NeuroticDem said...

Sixty-two --
Again, I think the hypocrisy is the broader point. The only thing that matters in a VP pick is that they are ready to step in, if god-forbid happens, on day one. How can McCain say that Palin is ready if Obama is not? (I don't buy the "executive experience" thing for a minute -- as the "close to Russia" argument should make clear. Here are two presidents with no "executive experience": Lincoln, who ended slavery and won the civil war; and Kennedy, who saved the globe from nuclear destruction in the Cuban Missile Crisis.) To me, the issue is what it says about McCain.
Also -- more and more is coming out about how McCain really didn't vet Palin very carefully. Apparently, no one went to the Alaska papers to check the archives (and they are not online). And no one from the McCain camp interviewed the guy who was fired for not firing the Alaska cop. I wonder if this is the tip of the iceberg of unasked questions. By most reports -- I hope more comes out -- McCain only met her once himself before picking her. Again -- this goes to the temperament question. I want a politician to know his or her gut. But after 8-years of this kind of politics, I also want one who is going to do the research, thoroughly, before making the most important decisions.
Obama, in my book, is much more experienced -- even if only because he has been running for president for 20 months in a 24-7 news cycle; he's been through more than 20 debates; he's been interviewed by every major journalist; he has two best-sellers outlining his views and his biography; he's been in the public eye in a major way for at least twice as long as Palin; we know him in a way we simply could never get to know Palin in the next 10 months.
But maybe that's just me?

Loyal said...

ND,
I think you are right in your comment. News events and revelations have to a large extent taken over from your concerns in the orginal post. Temperment, judgment, image are all negatives for McCain in this pick. An energized base comes in as a postitive.

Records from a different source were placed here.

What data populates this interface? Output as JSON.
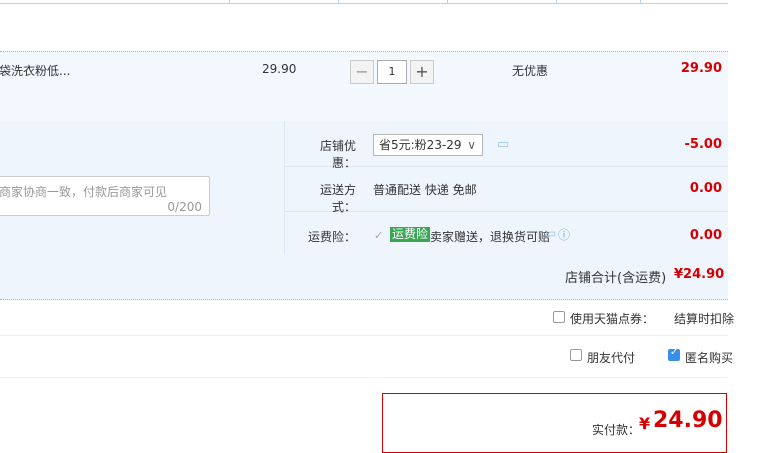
{
  "product": {
    "name": "袋洗衣粉低...",
    "unit_price": "29.90",
    "quantity": "1",
    "discount": "无优惠",
    "subtotal": "29.90"
  },
  "shop_options": {
    "discount_label": "店铺优惠：",
    "discount_select": "省5元:粉23-29",
    "discount_amount": "-5.00",
    "shipping_label": "运送方式：",
    "shipping_value": "普通配送 快递 免邮",
    "shipping_amount": "0.00",
    "insurance_label": "运费险：",
    "insurance_badge": "运费险",
    "insurance_text": "卖家赠送，退换货可赔",
    "insurance_amount": "0.00"
  },
  "message": {
    "placeholder": "商家协商一致，付款后商家可见",
    "counter": "0/200"
  },
  "shop_total": {
    "label": "店铺合计(含运费)",
    "value": "¥24.90"
  },
  "tmall_points": {
    "label": "使用天猫点券：",
    "note": "结算时扣除"
  },
  "footer_options": {
    "friend_pay": "朋友代付",
    "anonymous": "匿名购买"
  },
  "payment": {
    "label": "实付款：",
    "currency": "¥",
    "amount": "24.90"
  },
  "colors": {
    "accent_red": "#d60000",
    "accent_blue": "#3a8ee6",
    "badge_green": "#3aa655"
  }
}
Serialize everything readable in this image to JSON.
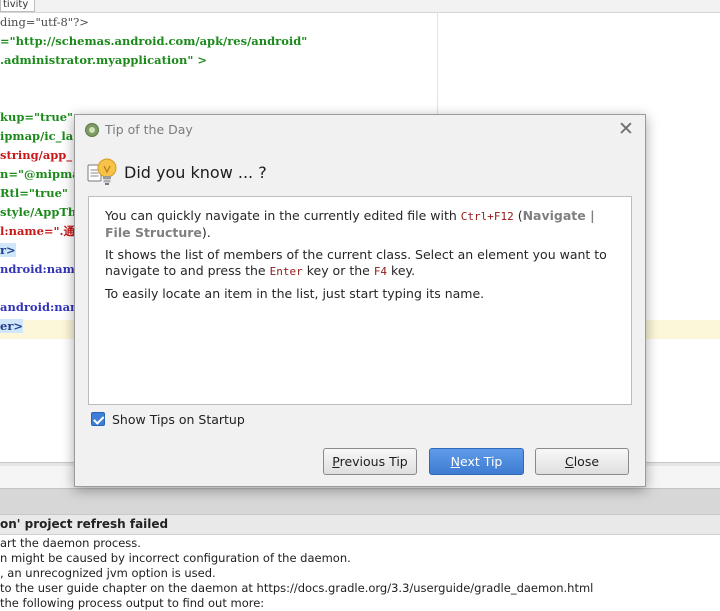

FWIW, McCain met her once in advance and had an in person interview (she stayed in a local hotel under an assumed name: how celebrity a thing to do).

Loyal